Margarita Aliger was born in Odessa, on October 7, 1915, in a Jewish family of poor employees. The real family name was Zeliger. Her father disappeared from home when Rita was nine years old.
From early childhood, she was very fond of reading, especially Pushkin, and she made her first attempts at writing by starting to show her literary talent. As a teenager she worked at a chemical plant.
She left her studies at 16 and moved to Moscow, where her creative debut took place. She became a librarian at the Institute of Ogiz. In 1933, she began publishing in the “Ogonek” magazine.
In 1934, she enrolled at the “Gorky” Literary Institute, where she studied until 1937. She published the collections “The year of birth”, “Stones and herbs”, “The railway”. From 1934 to 1939 she traveled extensively, visiting Uzbekistan, Kyrgyzstan, Georgia, Azerbaijan, Belarus and Ukraine. These trips contributed to the creation of new publications.
Her first husband was the composer Konstantin Makarov-Rakitin, but he died at the front during Second World War, as did their only child, a double tragedy that left her devastated. Shortly after she had a love affair with the Soviet writer Alexander Fadeyev; from this union was born Maria (Masha Enzenberger), who married the German writer Hans Magnus Enzensberger. Aliger’s second and final husband was the Central Committee official Igor Chernoutsan.
During the Second World War she worked as a war correspondent and wrote numerous poetic collections, becoming a symbol of patriotic propaganda. The main themes of her poetry were the heroism of the Soviet people during industrialization (Year of birth, 1938; Railroad, 1939; Stones and grass, 1940) and during World War II (Lyrics, 1943). Her most famous poem is “Zoya” (1942), about a Soviet female partisan executed by the Germans. After Stalin’s death, she was declared a “mediocre” poet by critics.
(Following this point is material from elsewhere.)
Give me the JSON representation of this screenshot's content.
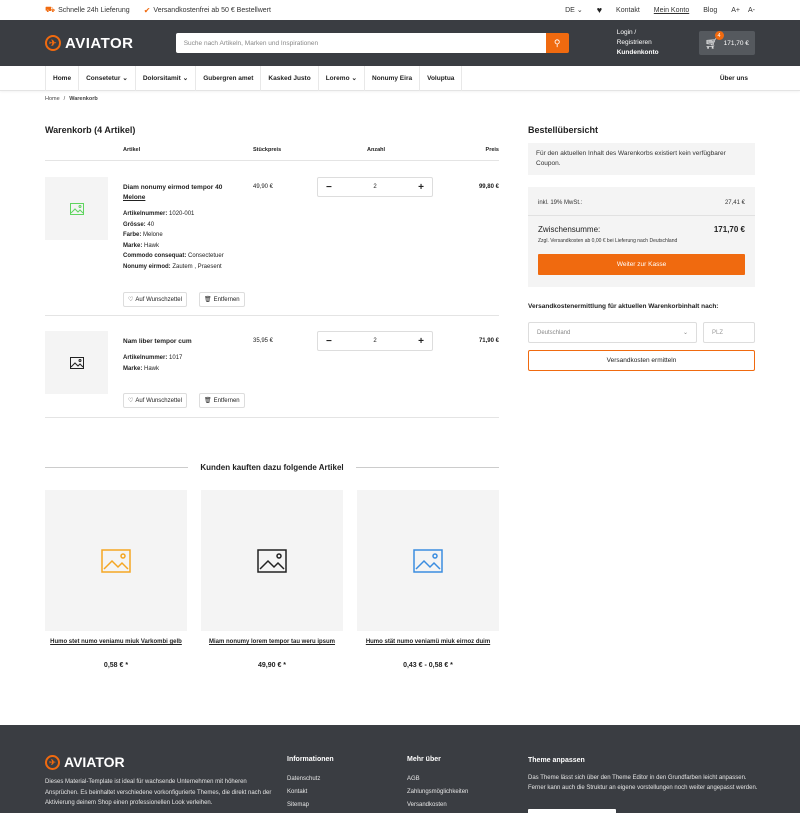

In the 60s and 70s, she continued to write and her works were regularly published; among these “Japanese notes“, “Two encounters“, “Sad Spain“, “From the French notebook“, “The Italy of my soul“.
She survived all her husbands and children. She died on August 1, 1992, and was buried in the Peredelkino cemetery (southwest of Moscow), next to her daughters.
Yes and No
If right now, I were
only eighteen years old,
I would most prefer to sent back the “no”-word!
If, right now, I were
of my twenty two years,
I would most refer
To reply just by “yes”!
But for years of our lots,
For all difficult years,
Not enough of small words,
As are “no” or “yes”
They have not enough mightiness
to retell you my soul:
So, if I’m in silence,
stop ask questions at all.